The good news though is that most mounts can accommodate a range of sizes and weights. For example, this tilting mount from Rocketfish can accommodate TVs ranging in size from 26” to 40” and up to 80 pounds in weight. That’s a lot of leeway. So I repeat, do not choose a mount that is not designed to handle the size and weight of your TV.

When it comes to choosing a TV mount there are really only a few key things you need to take into consideration: (1) where are you going to mount it? Will it be at eye level or above? (2) How will it be used? Will you need to be able to see your TV from different rooms or extreme viewing angles? (3) How much does it weight? And how big is it? Armed with that information, you can narrow your search down to a few models and select whichever suits your budget.

 

2 COMMENTS


  1. StaceyMac wrote:

     

    A third option is a full motion mount. With one like this one from Sanus, you can pull your TV out from the wall and move it up, down and side-to-side, or tilt it to get the best viewing angle possible. Full motion mounts are ideal for situations when your TV serves more than one room. For example, it might be mounted in your living room, but you also want to watch the same TV from your kitchen. Their flexibility allows for a seamless transition. The only caveat with full motion mounts is that due to their functionality, they tend to stick out further from the wall than fixed or tilting mounts.

     


    Another plus with full motion mounts is the easy access to ports behind the TV.

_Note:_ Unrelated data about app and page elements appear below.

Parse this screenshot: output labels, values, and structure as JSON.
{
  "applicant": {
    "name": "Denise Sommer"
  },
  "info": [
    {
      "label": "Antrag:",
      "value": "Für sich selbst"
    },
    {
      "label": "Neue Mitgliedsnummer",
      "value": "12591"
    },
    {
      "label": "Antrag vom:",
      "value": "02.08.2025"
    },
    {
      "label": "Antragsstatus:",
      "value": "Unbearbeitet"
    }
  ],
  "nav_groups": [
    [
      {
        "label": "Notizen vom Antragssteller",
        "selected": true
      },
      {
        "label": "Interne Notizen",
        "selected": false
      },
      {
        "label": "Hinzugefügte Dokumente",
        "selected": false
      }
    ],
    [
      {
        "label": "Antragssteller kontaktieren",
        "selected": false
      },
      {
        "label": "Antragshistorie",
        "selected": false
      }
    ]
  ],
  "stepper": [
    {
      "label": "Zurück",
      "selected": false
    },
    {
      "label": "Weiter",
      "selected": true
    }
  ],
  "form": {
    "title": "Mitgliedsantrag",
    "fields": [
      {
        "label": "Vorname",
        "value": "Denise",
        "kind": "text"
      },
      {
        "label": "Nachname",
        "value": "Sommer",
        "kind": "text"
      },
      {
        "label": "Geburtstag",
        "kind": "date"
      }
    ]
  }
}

  2. There are also other precautions that must be considered, before selecting the mount.

    In the case of high-rise buildings where steel framing is used, full motion mounts are NOT recommended.

    The reason is because as weight is moved away from the fulcrum(mount), the force on the support will increase dramatically. The larger the panel, the further it needs to be away from the wall, in order to “swivel” out enough, to be viewed from extreme angles. such that at approx. 20 inches, a force of approx 2000lbs. is required on the support.

     

    Ensuring that the mount is directly attached to minimum 2 studs will allow proper support. In many cases, adding back support and pre-wiring electrical and cable conduit (avoid 90 degree bends, use 2-45’s ) during construction phase, help with maintaining a clean look.

    Keep in mind also, there is potential for bent TV frames with full motion mounts, if not used properly.

     

     

     

     

     

     

     

Comments are closed.